Marion Meima-Franke

Ing. Marion Meima-Franke

Research assistant


Droevendaalsesteeg 10
6708 PB Wageningen

+31 (0) 317 47 34 00

The Netherlands


Marion is a ME research technician. In March 2000, she joined the NIOO-KNAW, where she worked on the Dynatox project. Since 2003, she has worked as a lab assistant for Dr. P.L.E. Bodelier on a variety of projects involving methane oxidizing bacteria.


Ing. Marion Meima-Franke (1969) graduated in 1993 as a research technician in medical biochemistry at the Hogeschool Enschede.

She worked for 4 years in two different jobs at the Rijksuniversiteit Groningen. In her first job, she tried to accelerate the ripening time of cheese, with the help of genetically modified strains. The second job (in collaboration with the Academic Hospital of Groningen) dealt with a cardiac disease called atrial fibrillation (AF).

After Groningen, she worked for two years as a research technician at the University of Washington, Seattle, USA. Here, she worked on two projects dealing with expression of genes involved in C1 metabolism in 1) pmmo genes, and 2) AM1 (mox genes).

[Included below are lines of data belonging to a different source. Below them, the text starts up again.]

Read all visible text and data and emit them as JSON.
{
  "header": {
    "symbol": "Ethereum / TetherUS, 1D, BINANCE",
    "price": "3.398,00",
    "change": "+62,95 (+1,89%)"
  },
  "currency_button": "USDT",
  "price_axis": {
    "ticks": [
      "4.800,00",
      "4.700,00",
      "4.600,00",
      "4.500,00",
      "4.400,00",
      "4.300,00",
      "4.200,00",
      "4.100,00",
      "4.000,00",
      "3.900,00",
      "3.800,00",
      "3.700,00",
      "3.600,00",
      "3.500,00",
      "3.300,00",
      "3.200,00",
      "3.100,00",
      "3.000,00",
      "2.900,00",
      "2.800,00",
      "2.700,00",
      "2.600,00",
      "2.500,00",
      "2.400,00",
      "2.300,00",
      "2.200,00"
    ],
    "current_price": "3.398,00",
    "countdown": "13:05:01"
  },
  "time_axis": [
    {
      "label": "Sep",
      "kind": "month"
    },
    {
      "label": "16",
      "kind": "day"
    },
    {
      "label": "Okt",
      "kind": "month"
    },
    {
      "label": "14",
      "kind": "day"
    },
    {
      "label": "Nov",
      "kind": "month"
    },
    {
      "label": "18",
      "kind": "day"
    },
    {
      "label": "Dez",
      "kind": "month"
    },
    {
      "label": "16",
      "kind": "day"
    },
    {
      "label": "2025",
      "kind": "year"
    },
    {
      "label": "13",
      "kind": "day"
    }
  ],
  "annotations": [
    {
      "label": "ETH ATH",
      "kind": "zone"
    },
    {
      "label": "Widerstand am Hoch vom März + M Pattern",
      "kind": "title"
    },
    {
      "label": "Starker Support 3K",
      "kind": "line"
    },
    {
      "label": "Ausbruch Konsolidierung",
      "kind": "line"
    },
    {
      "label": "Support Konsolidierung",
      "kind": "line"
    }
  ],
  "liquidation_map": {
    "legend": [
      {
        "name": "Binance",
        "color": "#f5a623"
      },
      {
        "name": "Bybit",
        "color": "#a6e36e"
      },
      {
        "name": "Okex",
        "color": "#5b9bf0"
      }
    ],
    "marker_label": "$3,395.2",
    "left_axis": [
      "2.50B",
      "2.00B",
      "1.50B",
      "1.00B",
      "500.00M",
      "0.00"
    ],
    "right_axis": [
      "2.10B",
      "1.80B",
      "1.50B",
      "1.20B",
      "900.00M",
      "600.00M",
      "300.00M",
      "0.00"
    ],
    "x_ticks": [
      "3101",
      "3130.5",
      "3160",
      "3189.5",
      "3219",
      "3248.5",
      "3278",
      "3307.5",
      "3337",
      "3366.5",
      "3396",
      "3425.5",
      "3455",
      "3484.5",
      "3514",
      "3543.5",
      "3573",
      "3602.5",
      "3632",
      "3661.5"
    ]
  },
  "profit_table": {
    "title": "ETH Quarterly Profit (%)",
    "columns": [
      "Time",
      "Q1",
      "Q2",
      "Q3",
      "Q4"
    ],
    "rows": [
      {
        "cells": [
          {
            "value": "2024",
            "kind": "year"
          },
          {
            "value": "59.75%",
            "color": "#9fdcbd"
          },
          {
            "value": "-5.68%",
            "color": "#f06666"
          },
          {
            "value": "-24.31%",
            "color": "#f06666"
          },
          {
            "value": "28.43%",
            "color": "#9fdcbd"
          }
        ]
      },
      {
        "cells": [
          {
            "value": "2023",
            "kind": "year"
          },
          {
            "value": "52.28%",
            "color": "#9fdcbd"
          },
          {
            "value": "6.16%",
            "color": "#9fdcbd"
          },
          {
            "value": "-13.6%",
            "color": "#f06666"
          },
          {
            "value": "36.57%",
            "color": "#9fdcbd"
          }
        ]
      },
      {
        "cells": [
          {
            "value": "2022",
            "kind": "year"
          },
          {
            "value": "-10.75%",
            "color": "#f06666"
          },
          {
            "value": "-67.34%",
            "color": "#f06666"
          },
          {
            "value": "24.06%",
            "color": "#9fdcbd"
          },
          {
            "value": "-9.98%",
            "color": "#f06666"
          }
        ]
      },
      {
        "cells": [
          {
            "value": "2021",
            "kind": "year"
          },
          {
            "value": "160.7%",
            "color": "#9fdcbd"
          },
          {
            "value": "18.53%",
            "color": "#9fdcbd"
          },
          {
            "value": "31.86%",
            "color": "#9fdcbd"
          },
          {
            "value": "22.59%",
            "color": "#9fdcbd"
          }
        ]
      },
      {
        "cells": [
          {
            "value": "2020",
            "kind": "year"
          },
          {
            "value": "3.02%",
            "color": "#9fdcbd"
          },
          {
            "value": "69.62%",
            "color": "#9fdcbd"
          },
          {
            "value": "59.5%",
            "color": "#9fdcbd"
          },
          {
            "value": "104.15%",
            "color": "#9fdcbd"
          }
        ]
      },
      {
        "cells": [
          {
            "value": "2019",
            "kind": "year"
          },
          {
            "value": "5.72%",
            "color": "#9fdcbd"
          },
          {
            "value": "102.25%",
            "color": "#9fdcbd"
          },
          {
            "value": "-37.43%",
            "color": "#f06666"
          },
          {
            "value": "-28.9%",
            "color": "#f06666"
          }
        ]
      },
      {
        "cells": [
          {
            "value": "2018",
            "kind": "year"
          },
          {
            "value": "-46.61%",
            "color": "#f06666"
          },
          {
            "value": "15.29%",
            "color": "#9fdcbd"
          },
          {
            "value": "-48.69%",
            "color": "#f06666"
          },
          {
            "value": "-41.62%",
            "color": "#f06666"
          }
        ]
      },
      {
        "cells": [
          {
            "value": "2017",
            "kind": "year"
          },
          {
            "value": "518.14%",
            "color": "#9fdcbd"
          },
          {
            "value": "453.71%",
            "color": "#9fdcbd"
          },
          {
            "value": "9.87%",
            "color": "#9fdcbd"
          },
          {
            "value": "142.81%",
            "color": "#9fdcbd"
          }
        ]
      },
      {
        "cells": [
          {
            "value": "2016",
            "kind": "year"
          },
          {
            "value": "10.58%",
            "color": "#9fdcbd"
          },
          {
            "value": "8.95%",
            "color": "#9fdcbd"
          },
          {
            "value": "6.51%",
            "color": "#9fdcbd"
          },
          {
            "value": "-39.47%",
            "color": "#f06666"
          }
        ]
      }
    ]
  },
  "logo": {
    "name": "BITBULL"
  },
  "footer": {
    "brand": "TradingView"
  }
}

In March 2000, she joined the NIOO-KNAW-Centre for Limnology, where she worked together with Dr. Ingmar Janse and Dr. Gabriël Zwart on the Dynatox project. This project aimed to provide insight into dynamics and toxin production of potentially toxic cyanobacteria in a few Dutch lakes as well as to investigate conditions that influence growth and toxin production.

SInce 2003, she has worked as a lab assistant for Dr. P.L.E. Bodelier on a variety of projects involving methane oxidizing bacteria.

In 2017 the NIOO invested in a new flowsorter, the BD Influx. She is trained to use this flowsorter on behalf of her departement Microbial Ecology.


Projecten & samenwerkingen


  • SmartResidue

    Project 2019–2023
    This project will investigate residue-stimulated atmospheric methane oxidation, and aims to elucidate its occurrence in field conditions, responsible microorganisms, underlying mechanisms and controlling factors.
    Sampling compost
  • Volatile mediated interactions between methanotrophs and heterotrophs

    Project 2016–Present
    Methanotrophic bacteria are crucial in the regulation of methane concentration in the atmosphere and therefore for regulating our climate.
    Approaches for studying
  • Clever Cover cropping. Synergistic Mixtures for Sustainable Soils

    Project 2015–2020
    Since recently, Dutch farmers are required to grow cover crops in mixtures of at least two plant species.
    In the Clever Cropping Project we investigated whether mixtures of cover crops have beneficial effects on soil microbiology and associated functions.
    In long-term field experiments and laboratory incubations, we assessed emissions of greenhouse gasses and the diversity, abundance, and activity of microbial groups involved in environmentally relevant processes.
    While in laboratory incubations we could clearly find increased beneficial microbial functioning associated with mixtures of cover crop residues, we could not observe this in a 5-year field experiment.
    Overall, the use of cover crop mixtures did not have significant beneficial effects on soil microbial functioning but also no negative effects on for example greenhouse gas emissions.
    Gas flux measurements in Cover crops